The term “air taxi” refers to an aircraft service that provides transport to people in an on demand basis. That is you can take a flight in a private jet when you want to go rather than booking a trip that was previously scheduled. Air charter is a form of air taxi but a new class of aircraft and new business models are re-defining “air taxi” to mean something less expensive than traditional charter. The idea behind an air taxi system is that the aircraft operator will be able to reduce the number of empty flights that the airplane has to make.
Let’s say you book a flight on a Cessna Citation S/II (CE-S550). This light jet might rent for an hourly rate anywhere from $1,500 to $3,100 depending on the age of the aircraft, amenities and operator qualifications. For our purposes we’ll assume a typical rate of $2,000 per hour. This price includes the costs associated with operating the aircraft such as pilot salary and fuel costs but does not include some extra charges that may add considerably to your expenses such as:
Taxes – generally 7.5% of the total price.
Repositioning fees – Let’s say you want to fly out of Santa Monica, California but the aircraft is located in San Diego. The aircraft operator would need to send the airplane empty to pick you up and then return it empty to San Diego after dropping you off in Santa Monica at the end of the trip. This repositioning adds expense to the operator’s bottom line and is generally added to your cost at a reduced hourly rate.
Overnight and waiting fees – Let’s say your trip is to fly from Santa Monica to Las Vegas returning on the same day. Your pilots would wait for you for several hours and you’d be charged an hourly rate for the pilots’ time. If your trip calls for an overnight stay you may be charged for the pilots’ hotel rooms and overnight parking fees for the aircraft. These charges will vary depending on local rates.
Daily minimum charge – Most aircraft operators have a two-hour minimum operation charge for charter aircraft. If you need to go on a flight that takes one hour each direction and you complete both legs of the trip in one day then you meet the minimum use requirement and you would only need to pay for the two hours you use the aircraft that day. If, on the other hand, your trip is scheduled to fly one hour on Friday and then return for the one hour trip on Saturday then you would likely be charged for two hours on Friday and two hours on Saturday for a total of four hours, even though the aircraft only flew for two hours total. This industry standard practice is in place for the “time is money” principle. Aircraft incur expense even when they are just sitting idle.
There are two distinct pricing structures in the air taxi model that might be used and each aircraft operator would make their own determination as to which they would employ, Entire Aircraft or Per Seat:
Entire Aircraft – Again we’ll use the Cessna Citation S/II for this example but the hourly rate will be higher than the air charter rate; let’s say about $2,500 per hour for this example but you won’t be charged for repositioning, overnight, waiting landing or other charges. It will be a simple per hour price for a pickup and drop-off. After you are dropped off the aircraft may take another client on a trip. Your return trip may be in the same aircraft or it may be in a different aircraft or even a different company. This sort of air taxi service may only be available between certain airports that have enough traffic to keep the aircraft gainfully employed.

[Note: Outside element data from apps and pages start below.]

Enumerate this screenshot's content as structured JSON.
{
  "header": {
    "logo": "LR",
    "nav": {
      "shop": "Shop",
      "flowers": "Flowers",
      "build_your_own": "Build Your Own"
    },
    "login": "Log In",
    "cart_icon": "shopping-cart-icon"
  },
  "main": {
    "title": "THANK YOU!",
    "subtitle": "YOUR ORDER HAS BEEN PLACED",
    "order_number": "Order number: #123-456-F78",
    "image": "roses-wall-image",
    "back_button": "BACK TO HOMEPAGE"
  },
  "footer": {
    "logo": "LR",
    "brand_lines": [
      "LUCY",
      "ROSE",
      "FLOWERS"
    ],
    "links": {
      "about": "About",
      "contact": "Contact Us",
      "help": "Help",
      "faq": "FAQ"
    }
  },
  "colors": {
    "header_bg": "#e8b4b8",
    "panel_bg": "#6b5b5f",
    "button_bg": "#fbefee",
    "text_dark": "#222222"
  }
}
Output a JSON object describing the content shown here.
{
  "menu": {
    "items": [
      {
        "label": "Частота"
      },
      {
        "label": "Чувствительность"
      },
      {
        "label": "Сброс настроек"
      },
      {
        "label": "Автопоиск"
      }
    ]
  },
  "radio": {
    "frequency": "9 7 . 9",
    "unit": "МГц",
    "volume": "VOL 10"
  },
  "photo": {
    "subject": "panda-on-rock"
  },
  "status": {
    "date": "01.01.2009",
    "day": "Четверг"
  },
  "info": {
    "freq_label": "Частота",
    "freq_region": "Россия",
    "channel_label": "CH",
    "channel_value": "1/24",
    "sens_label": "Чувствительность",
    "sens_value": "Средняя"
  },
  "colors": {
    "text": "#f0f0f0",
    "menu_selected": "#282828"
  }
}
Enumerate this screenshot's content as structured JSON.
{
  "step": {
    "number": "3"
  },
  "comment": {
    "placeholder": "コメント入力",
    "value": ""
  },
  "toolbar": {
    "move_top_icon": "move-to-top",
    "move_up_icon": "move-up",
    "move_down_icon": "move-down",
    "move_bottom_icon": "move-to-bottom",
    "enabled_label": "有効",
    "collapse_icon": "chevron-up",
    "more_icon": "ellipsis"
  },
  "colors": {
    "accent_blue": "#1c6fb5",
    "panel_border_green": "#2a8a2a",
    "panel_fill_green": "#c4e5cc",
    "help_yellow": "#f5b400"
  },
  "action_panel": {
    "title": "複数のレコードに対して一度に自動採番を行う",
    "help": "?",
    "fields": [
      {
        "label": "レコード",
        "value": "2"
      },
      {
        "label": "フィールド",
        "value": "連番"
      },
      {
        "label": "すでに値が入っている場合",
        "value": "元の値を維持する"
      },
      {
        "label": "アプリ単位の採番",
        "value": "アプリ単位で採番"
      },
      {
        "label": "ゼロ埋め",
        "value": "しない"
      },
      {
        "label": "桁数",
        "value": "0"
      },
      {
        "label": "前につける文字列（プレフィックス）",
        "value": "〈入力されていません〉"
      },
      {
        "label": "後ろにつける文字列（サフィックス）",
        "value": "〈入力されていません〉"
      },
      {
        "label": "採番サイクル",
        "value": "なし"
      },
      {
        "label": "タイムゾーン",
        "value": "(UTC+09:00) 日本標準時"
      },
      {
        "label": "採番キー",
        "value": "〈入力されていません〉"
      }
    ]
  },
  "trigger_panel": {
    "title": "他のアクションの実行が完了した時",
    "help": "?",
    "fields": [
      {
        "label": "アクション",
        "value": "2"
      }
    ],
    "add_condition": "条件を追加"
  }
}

Per Seat – The Citation S/II has 7 passenger seats available. If they make a flight with fewer than 7 passengers onboard the operator would lose money if they divide the fare by the number of seats. So they will fix their pricing in one of two ways:
1) Divide the entire price by the number of passengers actually onboard the aircraft for each flight. Let’s say you are traveling with two colleagues and there is another group of two that will travel on this flight with you for a total of five passengers. The price for a seat would be $2,500 / 5 = $500 per seat. If your group were the only ones on the airplane then the per-seat hourly rate would be: $2,500 / 3 = $833 per seat.
2) Divide the entire price by the average number of passengers the operator carries on each trip. Let’s say the operator has been flying the SMO to LAS route for some time and they have determined that they can routinely get an average of 2.9 passengers for each flight they make. If the operator uses this pricing strategy they would charge you $2,500 / 2.9 = $862 per seat per hour. This would be the same price regardless of the number in your party.
Per seat pricing would only be available between limited city pairs that have the volume of traffic to keep the aircraft filled with paying passengers. If you want to fly to an airport outside the per seat network of cities you would probably need to charter the entire aircraft as per seat pricing would not likely be available.
It’s all about efficiency:
The emerging air taxi business model brings more efficiency to the air charter model. Less waste will equate to reduced greenhouse gas emissions, more productivity and lower end costs. Air taxi is expected to become more available and less expensive as Very Light Jets (VLJs) are produced and made available for air charter and air taxi flights. These aircraft promise to provide services at 20% to 40% discounts from existing light jet aircraft such as the one in the example. As of this writing there have been about 100 VLJs produced and a handful of them have found their way into air taxi businesses along the east coast and Chicago area. But that’s another story.
Source by Roger L Burton